Interview With a New Consumer
June 1, 2004
Interview With a New Consumer
Confectioner’s exclusive 2004 Annual Chocolate/Candy Purchasing Survey reveals that the shifting diets of consumers are altering their needs for treats. Are you taking notes?
The winds of change have touched down on the candy consumer. And much like with Mother Nature, they can be both delightful and damaging. Changing diets, health concerns, nutritional information demands, childhood obesity, channel blurring, diabetes, and portion control — these are just some of the recent factors influencing the purchasing behavior in the candy industry.
The findings emerged this spring when — in search of a more accurate market map and forecast — Confectioner magazine commissioned an online research survey on consumers’ attitudes and behaviors relative to chocolate and non-chocolate confections. The following are some of the highlights from our nationally representative survey.
Before proceeding further with our findings, it should be emphasized that this is an attitude and perception survey. There are occasions when consumers’ perception of their purchasing behavior does not match with sales statistics from authoritative sources including Information Resources Inc. and ACNielsen. That is because consumers are reporting what they perceive their behavior to be, not necessarily what it actually is.
- The study shows that 93 percent of consumers purchased chocolate (defined as “products containing chocolate”) and 72 percent purchased non-chocolate candy (defined as “does not contain chocolate”) in the past six months. Among carb-counting consumers surveyed, 86 percent bought chocolate since November — more than the number of carb-counters who purchased low-carb foods in that timeframe.
In the past month, 81 percent of consumer survey participants purchased chocolate; 59 percent purchased non-chocolate candy. Three of four consumers treated themselves to chocolate in the past week; of those buying in the past week, 27 percent said they ate chocolate yesterday.
- Chocolate has an extremely high incidence of impulse purchasing — 44 percent. The data shows that 56 percent of people living alone say they purchase chocolate on impulse; 37 percent of food shoppers caring for a family of five or more buy chocolate on impulse. Higher incomes negatively affect impulse chocolate spending — 54 percent of survey participants with household income less than $45,000 purchase chocolate on impulse; among households with income over $75,000, an impulse buy occurs 40 percent of the time. (It should be noted that these figures represent consumers’ perception of their impulse purchases. Industry figures show significantly higher actual impulse purchase percentages, but many times a shopper doesn’t recognize that, in fact, in-store merchandising triggered their purchase.)
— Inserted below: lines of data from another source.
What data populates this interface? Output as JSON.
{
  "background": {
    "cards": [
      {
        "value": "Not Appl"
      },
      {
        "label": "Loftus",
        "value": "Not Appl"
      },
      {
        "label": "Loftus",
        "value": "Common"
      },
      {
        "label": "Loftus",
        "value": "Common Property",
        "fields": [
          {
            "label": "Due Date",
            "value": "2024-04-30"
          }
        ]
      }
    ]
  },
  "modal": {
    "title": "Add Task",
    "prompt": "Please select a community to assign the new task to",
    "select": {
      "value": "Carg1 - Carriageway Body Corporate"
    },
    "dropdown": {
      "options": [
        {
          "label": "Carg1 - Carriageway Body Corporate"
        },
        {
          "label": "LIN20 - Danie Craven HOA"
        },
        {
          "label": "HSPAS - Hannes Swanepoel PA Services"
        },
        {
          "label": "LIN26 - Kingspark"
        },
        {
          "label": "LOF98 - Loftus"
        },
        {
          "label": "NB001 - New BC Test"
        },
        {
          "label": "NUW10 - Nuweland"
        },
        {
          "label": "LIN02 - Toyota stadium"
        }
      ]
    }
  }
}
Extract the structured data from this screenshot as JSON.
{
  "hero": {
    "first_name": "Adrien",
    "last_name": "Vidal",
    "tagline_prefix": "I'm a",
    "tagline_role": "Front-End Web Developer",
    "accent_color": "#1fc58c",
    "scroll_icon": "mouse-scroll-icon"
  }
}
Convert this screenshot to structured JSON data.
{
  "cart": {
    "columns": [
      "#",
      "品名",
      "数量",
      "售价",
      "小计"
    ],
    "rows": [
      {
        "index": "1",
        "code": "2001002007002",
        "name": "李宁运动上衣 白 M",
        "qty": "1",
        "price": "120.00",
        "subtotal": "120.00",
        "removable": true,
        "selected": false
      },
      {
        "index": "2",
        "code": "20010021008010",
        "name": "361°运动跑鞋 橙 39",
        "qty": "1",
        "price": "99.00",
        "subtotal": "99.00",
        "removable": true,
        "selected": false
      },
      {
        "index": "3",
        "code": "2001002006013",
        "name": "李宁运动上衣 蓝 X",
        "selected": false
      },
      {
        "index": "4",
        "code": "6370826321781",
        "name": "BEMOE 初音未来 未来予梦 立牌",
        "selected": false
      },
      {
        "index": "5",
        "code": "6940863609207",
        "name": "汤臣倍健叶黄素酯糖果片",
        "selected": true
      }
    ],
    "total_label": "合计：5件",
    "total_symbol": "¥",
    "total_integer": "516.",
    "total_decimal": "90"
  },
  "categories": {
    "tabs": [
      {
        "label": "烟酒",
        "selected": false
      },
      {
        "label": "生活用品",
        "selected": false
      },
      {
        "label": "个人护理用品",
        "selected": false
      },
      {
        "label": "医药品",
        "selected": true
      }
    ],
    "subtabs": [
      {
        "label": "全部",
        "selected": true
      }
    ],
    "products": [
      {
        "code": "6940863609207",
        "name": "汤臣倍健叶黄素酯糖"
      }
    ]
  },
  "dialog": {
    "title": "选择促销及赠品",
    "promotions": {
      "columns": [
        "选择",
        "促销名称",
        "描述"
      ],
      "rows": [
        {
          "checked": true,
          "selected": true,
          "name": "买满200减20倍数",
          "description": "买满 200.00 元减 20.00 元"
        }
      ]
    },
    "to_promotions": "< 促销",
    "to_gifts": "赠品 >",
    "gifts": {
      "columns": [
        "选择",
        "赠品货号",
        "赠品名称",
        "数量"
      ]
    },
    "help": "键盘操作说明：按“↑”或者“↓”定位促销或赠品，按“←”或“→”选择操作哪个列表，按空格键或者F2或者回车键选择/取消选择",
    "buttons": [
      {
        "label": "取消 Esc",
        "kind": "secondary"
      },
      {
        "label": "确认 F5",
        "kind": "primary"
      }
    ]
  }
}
- Non-chocolate candy, too, has an extremely high incidence of impulse purchasing — 45 percent. The data show that 67 percent of people living alone say they purchase candy on impulse; 42 percent of families with five or more members report buying candy on impulse.
- Most respondents say they are spending about the same or more on chocolate and non-chocolate. Eight percent of consumers say they are spending more on chocolate in 2004 compared with 2003. Among people ages 35-44, 13 percent say they are spending more on chocolate this year versus last. Overall, 76 percent report spending about the same on chocolate, but 15 percent are spending less. Of the carb-counting consumers, 19 percent say they are spending less on chocolate this year.
“Increased cravings” was the main reason consumers said they were purchasing more chocolate. One in four said a feeling of prosperity motivated them, and one in five mentioned the health benefits of chocolate. For those who have curbed their chocolate consumption, health concerns were the main reason why.
As for non-chocolate candy, overall 9 percent of consumers are spending more this year (mostly buying treats for children). A total of 76 percent are spending the same on non-chocolate candy in 2004 as they did in 2003, and 15 percent have decreased their non-chocolate candy spending— motivated by health concerns.
- One in four consumers believes that people deserve a candy bar every day. Among carb-counters, only 17 percent believe this is a daily-deserve. In addition, 38 percent of carb-counters are eating more sugar-free chocolate/candy than they did a year ago. Among other consumers, 10 percent have increased their consumption of sugar-free confectionery. Overall, 11 percent of survey respondents said they are on a strict low-carb diet.